Work to be completed ▸
Reproduce the data shown below exactly.

(Data about app and page elements)
============================================================

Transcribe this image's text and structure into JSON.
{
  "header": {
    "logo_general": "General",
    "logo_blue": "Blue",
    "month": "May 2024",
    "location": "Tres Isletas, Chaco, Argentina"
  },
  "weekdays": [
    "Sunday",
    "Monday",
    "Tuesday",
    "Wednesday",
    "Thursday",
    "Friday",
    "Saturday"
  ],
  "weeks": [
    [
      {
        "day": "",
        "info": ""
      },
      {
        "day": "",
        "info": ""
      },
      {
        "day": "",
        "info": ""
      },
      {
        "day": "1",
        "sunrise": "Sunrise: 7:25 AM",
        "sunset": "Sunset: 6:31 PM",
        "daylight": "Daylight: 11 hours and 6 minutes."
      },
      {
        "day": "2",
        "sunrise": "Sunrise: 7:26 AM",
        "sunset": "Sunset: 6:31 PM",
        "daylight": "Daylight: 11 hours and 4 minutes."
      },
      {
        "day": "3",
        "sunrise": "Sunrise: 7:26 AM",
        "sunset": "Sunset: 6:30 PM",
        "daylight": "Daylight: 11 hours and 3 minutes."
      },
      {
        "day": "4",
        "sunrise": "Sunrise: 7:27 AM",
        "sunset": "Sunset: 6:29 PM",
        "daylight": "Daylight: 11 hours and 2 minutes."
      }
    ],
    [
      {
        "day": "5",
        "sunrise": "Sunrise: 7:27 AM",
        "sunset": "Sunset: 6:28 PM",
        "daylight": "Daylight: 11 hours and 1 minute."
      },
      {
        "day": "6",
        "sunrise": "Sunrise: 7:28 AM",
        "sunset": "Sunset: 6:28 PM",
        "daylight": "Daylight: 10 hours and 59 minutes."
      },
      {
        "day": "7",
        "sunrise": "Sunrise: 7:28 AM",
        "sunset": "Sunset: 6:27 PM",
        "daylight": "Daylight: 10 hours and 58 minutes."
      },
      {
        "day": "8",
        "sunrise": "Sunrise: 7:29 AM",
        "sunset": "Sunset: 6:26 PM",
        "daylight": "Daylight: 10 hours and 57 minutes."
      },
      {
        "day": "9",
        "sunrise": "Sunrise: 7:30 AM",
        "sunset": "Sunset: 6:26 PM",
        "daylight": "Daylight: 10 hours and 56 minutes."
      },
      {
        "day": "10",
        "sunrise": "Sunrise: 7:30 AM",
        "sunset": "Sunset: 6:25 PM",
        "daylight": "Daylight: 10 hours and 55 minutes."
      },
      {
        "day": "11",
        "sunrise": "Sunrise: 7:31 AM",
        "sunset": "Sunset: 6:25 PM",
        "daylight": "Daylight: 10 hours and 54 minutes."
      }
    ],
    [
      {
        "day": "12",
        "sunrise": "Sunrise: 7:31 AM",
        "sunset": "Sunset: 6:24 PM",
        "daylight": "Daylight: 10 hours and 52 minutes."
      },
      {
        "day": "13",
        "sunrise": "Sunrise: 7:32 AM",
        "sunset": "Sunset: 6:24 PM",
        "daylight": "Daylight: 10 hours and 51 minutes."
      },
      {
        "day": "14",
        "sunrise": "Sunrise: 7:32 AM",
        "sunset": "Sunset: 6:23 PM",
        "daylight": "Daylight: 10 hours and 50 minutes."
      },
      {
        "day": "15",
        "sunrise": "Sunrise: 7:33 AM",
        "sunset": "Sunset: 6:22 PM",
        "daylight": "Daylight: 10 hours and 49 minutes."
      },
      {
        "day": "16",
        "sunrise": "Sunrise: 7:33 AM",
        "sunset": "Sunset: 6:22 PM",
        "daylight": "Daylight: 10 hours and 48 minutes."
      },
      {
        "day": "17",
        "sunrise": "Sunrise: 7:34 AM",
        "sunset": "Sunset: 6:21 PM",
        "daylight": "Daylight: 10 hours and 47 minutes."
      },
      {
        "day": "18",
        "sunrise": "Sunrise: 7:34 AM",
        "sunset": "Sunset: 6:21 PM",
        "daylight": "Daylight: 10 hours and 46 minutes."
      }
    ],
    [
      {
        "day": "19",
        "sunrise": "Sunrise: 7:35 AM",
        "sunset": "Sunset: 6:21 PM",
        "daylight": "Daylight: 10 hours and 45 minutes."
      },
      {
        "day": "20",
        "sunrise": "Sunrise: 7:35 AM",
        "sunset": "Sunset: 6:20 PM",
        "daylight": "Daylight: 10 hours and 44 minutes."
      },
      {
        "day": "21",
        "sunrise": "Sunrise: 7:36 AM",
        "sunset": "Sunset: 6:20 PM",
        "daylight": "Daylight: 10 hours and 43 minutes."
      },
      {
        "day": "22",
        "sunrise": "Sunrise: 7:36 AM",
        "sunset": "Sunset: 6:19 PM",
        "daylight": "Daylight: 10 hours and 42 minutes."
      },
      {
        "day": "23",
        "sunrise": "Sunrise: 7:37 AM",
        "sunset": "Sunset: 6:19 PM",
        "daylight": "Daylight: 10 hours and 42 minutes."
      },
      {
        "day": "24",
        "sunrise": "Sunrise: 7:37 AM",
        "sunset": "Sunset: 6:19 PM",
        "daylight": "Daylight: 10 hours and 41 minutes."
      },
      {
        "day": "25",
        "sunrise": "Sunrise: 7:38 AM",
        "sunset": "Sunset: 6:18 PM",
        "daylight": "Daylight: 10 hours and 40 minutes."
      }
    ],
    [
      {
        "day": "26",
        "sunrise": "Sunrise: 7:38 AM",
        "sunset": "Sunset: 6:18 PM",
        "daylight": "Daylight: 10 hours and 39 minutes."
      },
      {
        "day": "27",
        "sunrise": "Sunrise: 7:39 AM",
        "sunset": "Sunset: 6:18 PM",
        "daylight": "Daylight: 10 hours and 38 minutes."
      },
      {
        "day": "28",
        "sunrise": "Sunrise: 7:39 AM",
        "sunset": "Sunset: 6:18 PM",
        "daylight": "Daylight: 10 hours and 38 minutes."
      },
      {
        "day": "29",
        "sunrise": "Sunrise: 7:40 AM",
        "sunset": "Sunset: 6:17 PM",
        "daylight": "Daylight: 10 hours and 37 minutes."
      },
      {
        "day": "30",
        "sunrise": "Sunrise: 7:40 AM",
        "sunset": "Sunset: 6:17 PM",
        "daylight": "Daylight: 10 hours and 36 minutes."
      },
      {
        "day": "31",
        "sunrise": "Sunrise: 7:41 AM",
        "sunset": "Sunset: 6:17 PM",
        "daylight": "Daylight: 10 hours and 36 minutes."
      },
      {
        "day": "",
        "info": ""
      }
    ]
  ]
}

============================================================

Output below ▸
Transcribe this image's text and structure into JSON.
{
  "header": {
    "logo_general": "General",
    "logo_blue": "Blue",
    "month": "May 2024",
    "location": "Tres Isletas, Chaco, Argentina"
  },
  "weekdays": [
    "Sunday",
    "Monday",
    "Tuesday",
    "Wednesday",
    "Thursday",
    "Friday",
    "Saturday"
  ],
  "weeks": [
    [
      {
        "day": "",
        "info": ""
      },
      {
        "day": "",
        "info": ""
      },
      {
        "day": "",
        "info": ""
      },
      {
        "day": "1",
        "sunrise": "Sunrise: 7:25 AM",
        "sunset": "Sunset: 6:31 PM",
        "daylight": "Daylight: 11 hours and 6 minutes."
      },
      {
        "day": "2",
        "sunrise": "Sunrise: 7:26 AM",
        "sunset": "Sunset: 6:31 PM",
        "daylight": "Daylight: 11 hours and 4 minutes."
      },
      {
        "day": "3",
        "sunrise": "Sunrise: 7:26 AM",
        "sunset": "Sunset: 6:30 PM",
        "daylight": "Daylight: 11 hours and 3 minutes."
      },
      {
        "day": "4",
        "sunrise": "Sunrise: 7:27 AM",
        "sunset": "Sunset: 6:29 PM",
        "daylight": "Daylight: 11 hours and 2 minutes."
      }
    ],
    [
      {
        "day": "5",
        "sunrise": "Sunrise: 7:27 AM",
        "sunset": "Sunset: 6:28 PM",
        "daylight": "Daylight: 11 hours and 1 minute."
      },
      {
        "day": "6",
        "sunrise": "Sunrise: 7:28 AM",
        "sunset": "Sunset: 6:28 PM",
        "daylight": "Daylight: 10 hours and 59 minutes."
      },
      {
        "day": "7",
        "sunrise": "Sunrise: 7:28 AM",
        "sunset": "Sunset: 6:27 PM",
        "daylight": "Daylight: 10 hours and 58 minutes."
      },
      {
        "day": "8",
        "sunrise": "Sunrise: 7:29 AM",
        "sunset": "Sunset: 6:26 PM",
        "daylight": "Daylight: 10 hours and 57 minutes."
      },
      {
        "day": "9",
        "sunrise": "Sunrise: 7:30 AM",
        "sunset": "Sunset: 6:26 PM",
        "daylight": "Daylight: 10 hours and 56 minutes."
      },
      {
        "day": "10",
        "sunrise": "Sunrise: 7:30 AM",
        "sunset": "Sunset: 6:25 PM",
        "daylight": "Daylight: 10 hours and 55 minutes."
      },
      {
        "day": "11",
        "sunrise": "Sunrise: 7:31 AM",
        "sunset": "Sunset: 6:25 PM",
        "daylight": "Daylight: 10 hours and 54 minutes."
      }
    ],
    [
      {
        "day": "12",
        "sunrise": "Sunrise: 7:31 AM",
        "sunset": "Sunset: 6:24 PM",
        "daylight": "Daylight: 10 hours and 52 minutes."
      },
      {
        "day": "13",
        "sunrise": "Sunrise: 7:32 AM",
        "sunset": "Sunset: 6:24 PM",
        "daylight": "Daylight: 10 hours and 51 minutes."
      },
      {
        "day": "14",
        "sunrise": "Sunrise: 7:32 AM",
        "sunset": "Sunset: 6:23 PM",
        "daylight": "Daylight: 10 hours and 50 minutes."
      },
      {
        "day": "15",
        "sunrise": "Sunrise: 7:33 AM",
        "sunset": "Sunset: 6:22 PM",
        "daylight": "Daylight: 10 hours and 49 minutes."
      },
      {
        "day": "16",
        "sunrise": "Sunrise: 7:33 AM",
        "sunset": "Sunset: 6:22 PM",
        "daylight": "Daylight: 10 hours and 48 minutes."
      },
      {
        "day": "17",
        "sunrise": "Sunrise: 7:34 AM",
        "sunset": "Sunset: 6:21 PM",
        "daylight": "Daylight: 10 hours and 47 minutes."
      },
      {
        "day": "18",
        "sunrise": "Sunrise: 7:34 AM",
        "sunset": "Sunset: 6:21 PM",
        "daylight": "Daylight: 10 hours and 46 minutes."
      }
    ],
    [
      {
        "day": "19",
        "sunrise": "Sunrise: 7:35 AM",
        "sunset": "Sunset: 6:21 PM",
        "daylight": "Daylight: 10 hours and 45 minutes."
      },
      {
        "day": "20",
        "sunrise": "Sunrise: 7:35 AM",
        "sunset": "Sunset: 6:20 PM",
        "daylight": "Daylight: 10 hours and 44 minutes."
      },
      {
        "day": "21",
        "sunrise": "Sunrise: 7:36 AM",
        "sunset": "Sunset: 6:20 PM",
        "daylight": "Daylight: 10 hours and 43 minutes."
      },
      {
        "day": "22",
        "sunrise": "Sunrise: 7:36 AM",
        "sunset": "Sunset: 6:19 PM",
        "daylight": "Daylight: 10 hours and 42 minutes."
      },
      {
        "day": "23",
        "sunrise": "Sunrise: 7:37 AM",
        "sunset": "Sunset: 6:19 PM",
        "daylight": "Daylight: 10 hours and 42 minutes."
      },
      {
        "day": "24",
        "sunrise": "Sunrise: 7:37 AM",
        "sunset": "Sunset: 6:19 PM",
        "daylight": "Daylight: 10 hours and 41 minutes."
      },
      {
        "day": "25",
        "sunrise": "Sunrise: 7:38 AM",
        "sunset": "Sunset: 6:18 PM",
        "daylight": "Daylight: 10 hours and 40 minutes."
      }
    ],
    [
      {
        "day": "26",
        "sunrise": "Sunrise: 7:38 AM",
        "sunset": "Sunset: 6:18 PM",
        "daylight": "Daylight: 10 hours and 39 minutes."
      },
      {
        "day": "27",
        "sunrise": "Sunrise: 7:39 AM",
        "sunset": "Sunset: 6:18 PM",
        "daylight": "Daylight: 10 hours and 38 minutes."
      },
      {
        "day": "28",
        "sunrise": "Sunrise: 7:39 AM",
        "sunset": "Sunset: 6:18 PM",
        "daylight": "Daylight: 10 hours and 38 minutes."
      },
      {
        "day": "29",
        "sunrise": "Sunrise: 7:40 AM",
        "sunset": "Sunset: 6:17 PM",
        "daylight": "Daylight: 10 hours and 37 minutes."
      },
      {
        "day": "30",
        "sunrise": "Sunrise: 7:40 AM",
        "sunset": "Sunset: 6:17 PM",
        "daylight": "Daylight: 10 hours and 36 minutes."
      },
      {
        "day": "31",
        "sunrise": "Sunrise: 7:41 AM",
        "sunset": "Sunset: 6:17 PM",
        "daylight": "Daylight: 10 hours and 36 minutes."
      },
      {
        "day": "",
        "info": ""
      }
    ]
  ]
}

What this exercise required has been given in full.